**Activity**
Restate the entries word for word, leaving nothing out.

**Recorded data**

----------------

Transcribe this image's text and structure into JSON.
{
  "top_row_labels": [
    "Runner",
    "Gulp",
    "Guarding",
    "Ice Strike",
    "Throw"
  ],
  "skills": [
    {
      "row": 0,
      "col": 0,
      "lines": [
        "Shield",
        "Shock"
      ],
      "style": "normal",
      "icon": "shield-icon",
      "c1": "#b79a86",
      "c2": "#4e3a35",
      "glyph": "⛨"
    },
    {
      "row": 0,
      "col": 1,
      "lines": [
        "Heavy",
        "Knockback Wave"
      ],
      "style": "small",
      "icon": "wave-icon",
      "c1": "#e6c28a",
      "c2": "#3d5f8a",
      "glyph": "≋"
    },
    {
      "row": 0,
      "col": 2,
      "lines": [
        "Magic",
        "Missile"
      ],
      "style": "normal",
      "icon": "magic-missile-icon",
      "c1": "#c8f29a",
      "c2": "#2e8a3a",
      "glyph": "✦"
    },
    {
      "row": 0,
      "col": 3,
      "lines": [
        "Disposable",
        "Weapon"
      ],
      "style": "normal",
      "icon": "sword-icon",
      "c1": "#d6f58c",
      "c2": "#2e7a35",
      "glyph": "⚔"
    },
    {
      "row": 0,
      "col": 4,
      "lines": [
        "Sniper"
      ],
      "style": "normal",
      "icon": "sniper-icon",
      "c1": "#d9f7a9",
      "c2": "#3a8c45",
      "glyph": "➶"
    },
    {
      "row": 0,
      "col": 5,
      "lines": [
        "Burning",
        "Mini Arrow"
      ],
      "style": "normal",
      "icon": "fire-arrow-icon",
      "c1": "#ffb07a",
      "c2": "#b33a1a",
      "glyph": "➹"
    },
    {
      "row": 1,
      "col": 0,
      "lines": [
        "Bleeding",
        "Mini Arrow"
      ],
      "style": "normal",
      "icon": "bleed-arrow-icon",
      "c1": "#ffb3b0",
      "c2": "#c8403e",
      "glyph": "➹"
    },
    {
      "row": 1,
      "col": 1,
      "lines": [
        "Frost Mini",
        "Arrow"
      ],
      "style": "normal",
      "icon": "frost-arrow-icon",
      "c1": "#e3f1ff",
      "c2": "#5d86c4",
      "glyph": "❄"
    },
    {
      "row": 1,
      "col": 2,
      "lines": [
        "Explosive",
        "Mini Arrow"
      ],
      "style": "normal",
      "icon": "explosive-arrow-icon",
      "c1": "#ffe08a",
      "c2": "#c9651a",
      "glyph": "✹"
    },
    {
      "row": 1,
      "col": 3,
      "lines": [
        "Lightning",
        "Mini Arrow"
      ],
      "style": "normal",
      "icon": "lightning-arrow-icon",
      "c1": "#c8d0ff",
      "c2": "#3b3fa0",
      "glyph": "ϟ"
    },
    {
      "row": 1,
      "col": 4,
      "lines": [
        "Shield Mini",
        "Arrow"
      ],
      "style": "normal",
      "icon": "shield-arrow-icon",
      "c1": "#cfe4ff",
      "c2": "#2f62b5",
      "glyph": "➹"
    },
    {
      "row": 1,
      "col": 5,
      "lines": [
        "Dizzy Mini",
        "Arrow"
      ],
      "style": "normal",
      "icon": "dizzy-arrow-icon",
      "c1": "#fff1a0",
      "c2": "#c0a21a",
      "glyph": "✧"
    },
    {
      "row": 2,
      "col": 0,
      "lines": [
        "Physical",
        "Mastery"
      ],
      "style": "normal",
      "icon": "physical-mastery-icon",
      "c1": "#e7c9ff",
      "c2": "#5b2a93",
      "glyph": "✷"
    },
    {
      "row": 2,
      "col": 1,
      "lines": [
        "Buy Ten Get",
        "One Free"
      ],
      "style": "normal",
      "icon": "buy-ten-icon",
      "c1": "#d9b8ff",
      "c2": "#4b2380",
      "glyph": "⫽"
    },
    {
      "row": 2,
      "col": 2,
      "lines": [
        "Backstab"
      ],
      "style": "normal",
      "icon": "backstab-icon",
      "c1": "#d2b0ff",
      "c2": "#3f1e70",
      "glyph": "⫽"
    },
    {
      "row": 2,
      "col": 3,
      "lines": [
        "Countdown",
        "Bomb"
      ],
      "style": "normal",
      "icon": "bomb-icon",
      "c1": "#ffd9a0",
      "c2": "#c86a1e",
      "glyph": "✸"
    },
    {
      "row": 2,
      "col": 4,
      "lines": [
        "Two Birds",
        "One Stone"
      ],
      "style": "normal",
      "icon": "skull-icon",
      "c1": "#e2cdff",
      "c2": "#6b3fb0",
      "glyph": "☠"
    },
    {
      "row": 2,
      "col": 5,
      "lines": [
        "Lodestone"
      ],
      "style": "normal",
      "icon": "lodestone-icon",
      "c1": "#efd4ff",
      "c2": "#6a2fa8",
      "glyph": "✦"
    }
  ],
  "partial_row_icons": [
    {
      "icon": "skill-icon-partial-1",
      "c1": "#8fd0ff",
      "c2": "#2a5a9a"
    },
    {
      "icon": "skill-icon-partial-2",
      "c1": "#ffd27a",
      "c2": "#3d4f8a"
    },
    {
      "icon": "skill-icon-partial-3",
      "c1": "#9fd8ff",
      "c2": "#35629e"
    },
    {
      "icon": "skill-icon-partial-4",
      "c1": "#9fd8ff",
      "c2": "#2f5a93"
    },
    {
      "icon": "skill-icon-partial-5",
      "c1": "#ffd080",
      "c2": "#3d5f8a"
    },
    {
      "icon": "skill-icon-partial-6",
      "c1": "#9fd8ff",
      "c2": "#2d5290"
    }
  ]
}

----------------

**Answer to this task**
Transcribe this image's text and structure into JSON.
{
  "top_row_labels": [
    "Runner",
    "Gulp",
    "Guarding",
    "Ice Strike",
    "Throw"
  ],
  "skills": [
    {
      "row": 0,
      "col": 0,
      "lines": [
        "Shield",
        "Shock"
      ],
      "style": "normal",
      "icon": "shield-icon",
      "c1": "#b79a86",
      "c2": "#4e3a35",
      "glyph": "⛨"
    },
    {
      "row": 0,
      "col": 1,
      "lines": [
        "Heavy",
        "Knockback Wave"
      ],
      "style": "small",
      "icon": "wave-icon",
      "c1": "#e6c28a",
      "c2": "#3d5f8a",
      "glyph": "≋"
    },
    {
      "row": 0,
      "col": 2,
      "lines": [
        "Magic",
        "Missile"
      ],
      "style": "normal",
      "icon": "magic-missile-icon",
      "c1": "#c8f29a",
      "c2": "#2e8a3a",
      "glyph": "✦"
    },
    {
      "row": 0,
      "col": 3,
      "lines": [
        "Disposable",
        "Weapon"
      ],
      "style": "normal",
      "icon": "sword-icon",
      "c1": "#d6f58c",
      "c2": "#2e7a35",
      "glyph": "⚔"
    },
    {
      "row": 0,
      "col": 4,
      "lines": [
        "Sniper"
      ],
      "style": "normal",
      "icon": "sniper-icon",
      "c1": "#d9f7a9",
      "c2": "#3a8c45",
      "glyph": "➶"
    },
    {
      "row": 0,
      "col": 5,
      "lines": [
        "Burning",
        "Mini Arrow"
      ],
      "style": "normal",
      "icon": "fire-arrow-icon",
      "c1": "#ffb07a",
      "c2": "#b33a1a",
      "glyph": "➹"
    },
    {
      "row": 1,
      "col": 0,
      "lines": [
        "Bleeding",
        "Mini Arrow"
      ],
      "style": "normal",
      "icon": "bleed-arrow-icon",
      "c1": "#ffb3b0",
      "c2": "#c8403e",
      "glyph": "➹"
    },
    {
      "row": 1,
      "col": 1,
      "lines": [
        "Frost Mini",
        "Arrow"
      ],
      "style": "normal",
      "icon": "frost-arrow-icon",
      "c1": "#e3f1ff",
      "c2": "#5d86c4",
      "glyph": "❄"
    },
    {
      "row": 1,
      "col": 2,
      "lines": [
        "Explosive",
        "Mini Arrow"
      ],
      "style": "normal",
      "icon": "explosive-arrow-icon",
      "c1": "#ffe08a",
      "c2": "#c9651a",
      "glyph": "✹"
    },
    {
      "row": 1,
      "col": 3,
      "lines": [
        "Lightning",
        "Mini Arrow"
      ],
      "style": "normal",
      "icon": "lightning-arrow-icon",
      "c1": "#c8d0ff",
      "c2": "#3b3fa0",
      "glyph": "ϟ"
    },
    {
      "row": 1,
      "col": 4,
      "lines": [
        "Shield Mini",
        "Arrow"
      ],
      "style": "normal",
      "icon": "shield-arrow-icon",
      "c1": "#cfe4ff",
      "c2": "#2f62b5",
      "glyph": "➹"
    },
    {
      "row": 1,
      "col": 5,
      "lines": [
        "Dizzy Mini",
        "Arrow"
      ],
      "style": "normal",
      "icon": "dizzy-arrow-icon",
      "c1": "#fff1a0",
      "c2": "#c0a21a",
      "glyph": "✧"
    },
    {
      "row": 2,
      "col": 0,
      "lines": [
        "Physical",
        "Mastery"
      ],
      "style": "normal",
      "icon": "physical-mastery-icon",
      "c1": "#e7c9ff",
      "c2": "#5b2a93",
      "glyph": "✷"
    },
    {
      "row": 2,
      "col": 1,
      "lines": [
        "Buy Ten Get",
        "One Free"
      ],
      "style": "normal",
      "icon": "buy-ten-icon",
      "c1": "#d9b8ff",
      "c2": "#4b2380",
      "glyph": "⫽"
    },
    {
      "row": 2,
      "col": 2,
      "lines": [
        "Backstab"
      ],
      "style": "normal",
      "icon": "backstab-icon",
      "c1": "#d2b0ff",
      "c2": "#3f1e70",
      "glyph": "⫽"
    },
    {
      "row": 2,
      "col": 3,
      "lines": [
        "Countdown",
        "Bomb"
      ],
      "style": "normal",
      "icon": "bomb-icon",
      "c1": "#ffd9a0",
      "c2": "#c86a1e",
      "glyph": "✸"
    },
    {
      "row": 2,
      "col": 4,
      "lines": [
        "Two Birds",
        "One Stone"
      ],
      "style": "normal",
      "icon": "skull-icon",
      "c1": "#e2cdff",
      "c2": "#6b3fb0",
      "glyph": "☠"
    },
    {
      "row": 2,
      "col": 5,
      "lines": [
        "Lodestone"
      ],
      "style": "normal",
      "icon": "lodestone-icon",
      "c1": "#efd4ff",
      "c2": "#6a2fa8",
      "glyph": "✦"
    }
  ],
  "partial_row_icons": [
    {
      "icon": "skill-icon-partial-1",
      "c1": "#8fd0ff",
      "c2": "#2a5a9a"
    },
    {
      "icon": "skill-icon-partial-2",
      "c1": "#ffd27a",
      "c2": "#3d4f8a"
    },
    {
      "icon": "skill-icon-partial-3",
      "c1": "#9fd8ff",
      "c2": "#35629e"
    },
    {
      "icon": "skill-icon-partial-4",
      "c1": "#9fd8ff",
      "c2": "#2f5a93"
    },
    {
      "icon": "skill-icon-partial-5",
      "c1": "#ffd080",
      "c2": "#3d5f8a"
    },
    {
      "icon": "skill-icon-partial-6",
      "c1": "#9fd8ff",
      "c2": "#2d5290"
    }
  ]
}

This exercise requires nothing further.